20 Year Annualised returns 2000-2019
10 Year annualized returns 2010-2019
The wonders of compounding
Time exerts the greatest influence on your investment portfolio. Through the power of compounding, a small amount of money over time can grow into a substantial sum. Within financial circles, compounding is often referred to as ‘magic’ or ‘an investor’s best friend‘ while Alfred Einstein once described compound interest as the most powerful force in the universe.
Compounding is simply when the returns you earn on your investment start to make returns, creating exponential growth over time. We can sometimes struggle to comprehend the power of compounding as we tend to think of growth in arithmetic as opposed to geometric terms. Taking the below example tracking the return of a single $1,000 investment over 30 years, you can expect to earn nearly 20,000% more though your investment account.
The sheer power of compounding should add a sense of urgency to everyone’s investment plan regardless of your financial goals. If you wait just six years to get started and your assets grow at 12% annually, you will have half as much money when you retire compared to starting today. That’s a life-changing difference in net worth for just a little procrastination.
Even though investing can generate attractive returns, it is not without risk. The biggest risk with investing is that you may lose the money you invest. Unlike your savings account, which is typically guaranteed by the FDIC. That being said, there are simple steps you can put in place to mitigate these risks such as diversification and managing your time horizon (we will go into more detail on these approaches in the coming weeks).
Certain investments are less risky than others, but all investments carry some amount of risk. The returns that you earn are a direct result of the risks you take. For someone to take on a lot of risk, there must also be the possibility of great reward. Conversely, investments with less risk typically have lower returns. In today’s market, there are a plethora of investment opportunities across the risk spectrum, ensuring that even the most risk-averse investor can generate positive real returns.
Stocks are generally regarded as one of the riskier investments due to the frequent fluctuation in the price of a given stock over time. This price fluctuation is referred to as volatility.
Returns of the S&P 500 index from 1960 to end August 2020
The cyclical nature of the stock market ensures that there will always be periods of negative returns, as evidenced in the above graph. If you are willing to accept this volatility as a market function and invest with a longer-term focus, you stand to generate substantial returns in the process.
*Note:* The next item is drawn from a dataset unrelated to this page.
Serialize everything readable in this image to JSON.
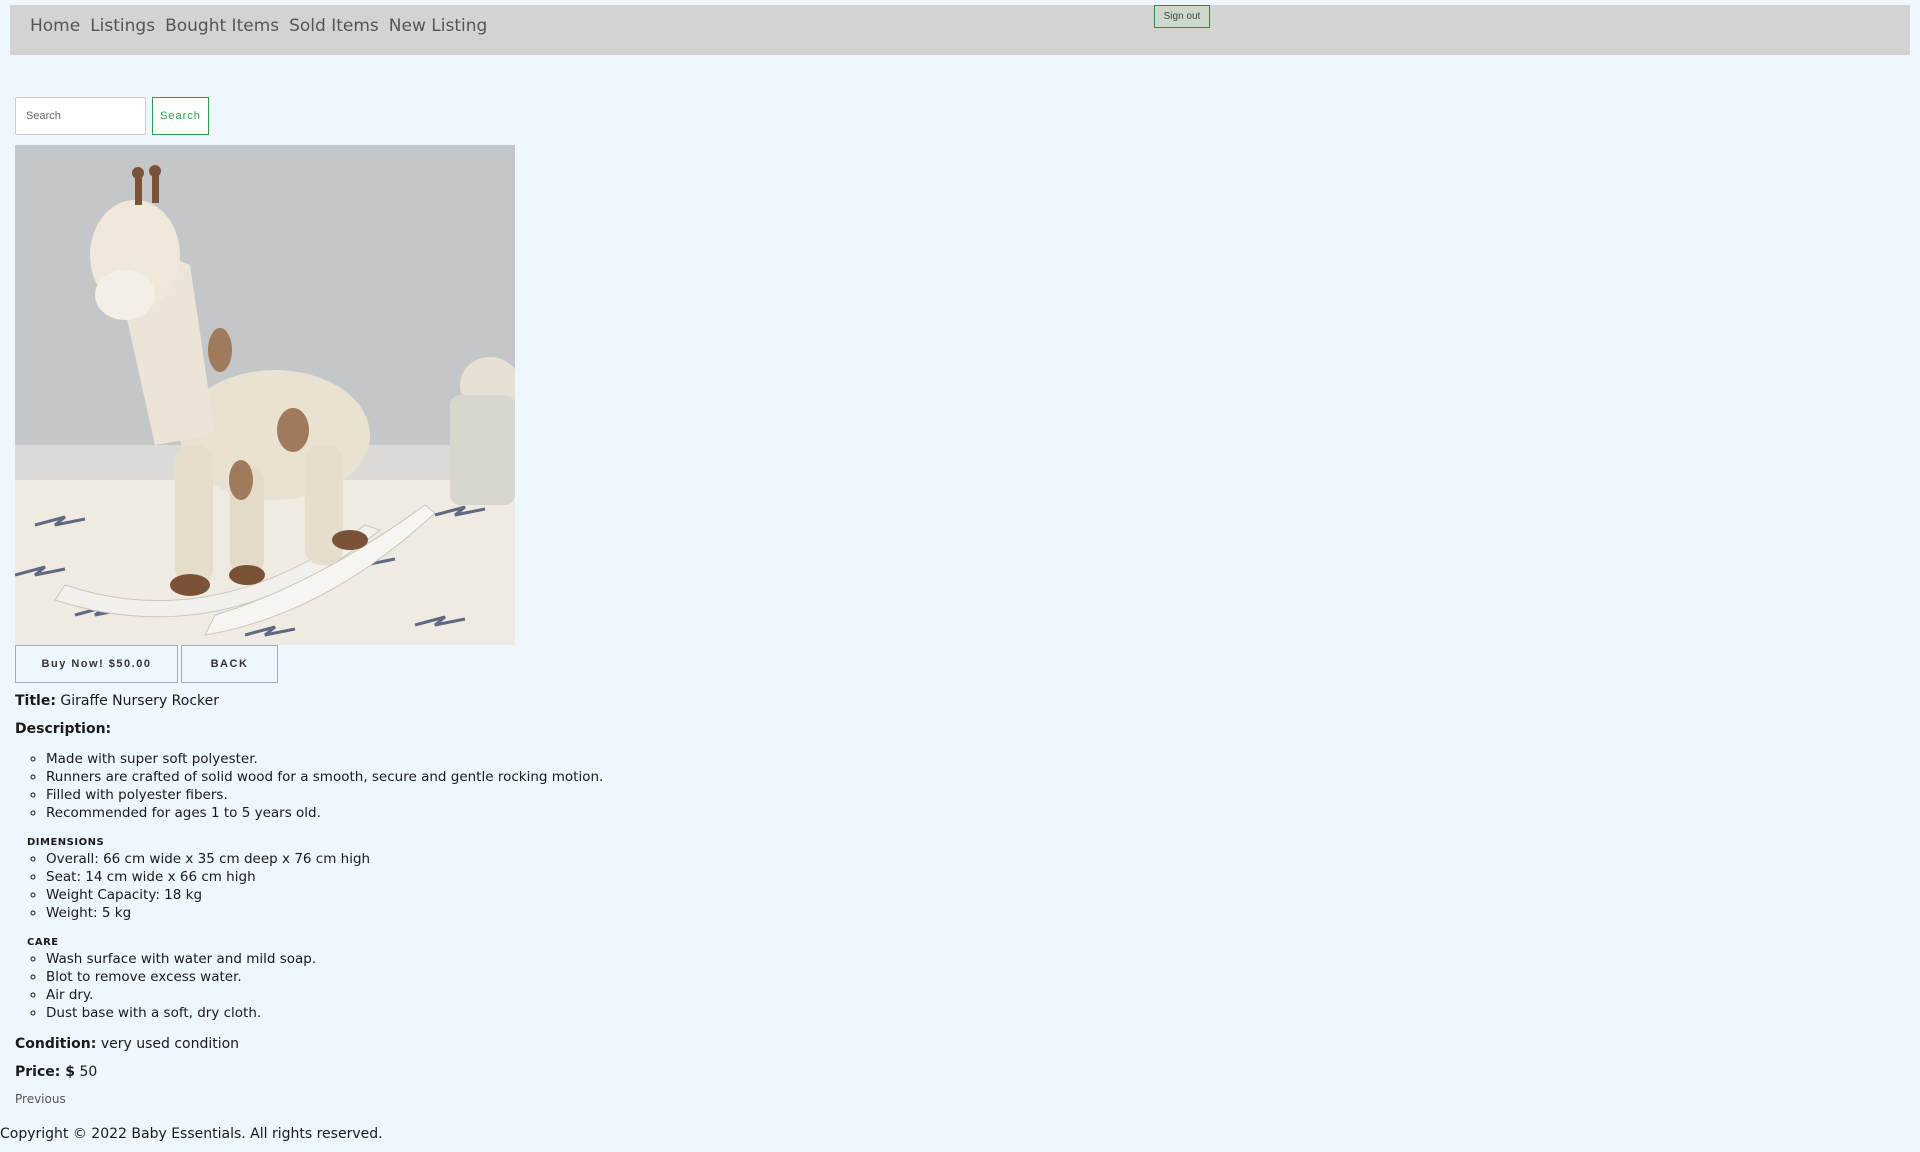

As you can see from the above graph, the stock market has followed an upward trajectory over time, bouncing back from each downturn in history to go on to record new record highs.
Of course, it is not as easy as just throwing your money into the stock market and coming back in 20 years to collect your winnings; if it were, I’d be out of a job. But by taking steps to put a well thought out and diversified investment plan in place, you can mitigate much of your risk and expose yourself to stable returns that will continue to compound over time.
Many view investing as being ‘too risky’, choosing instead to play it safe by holding all their money in their savings account. The reality is, this ‘risk-off’ approach is akin to choosing the poison drip, slowly eroding your spending power over time. Cash has underperformed all other major asset classes and is the only asset class that has continuously generated negative real returns in recent history. Food for thought next time you choose to ‘play it safe’.
How to get started
Over the coming weeks, we will delve into how you can build an investment portfolio that suits you and outline simple steps to help you get started on your investment journey, so stay tuned.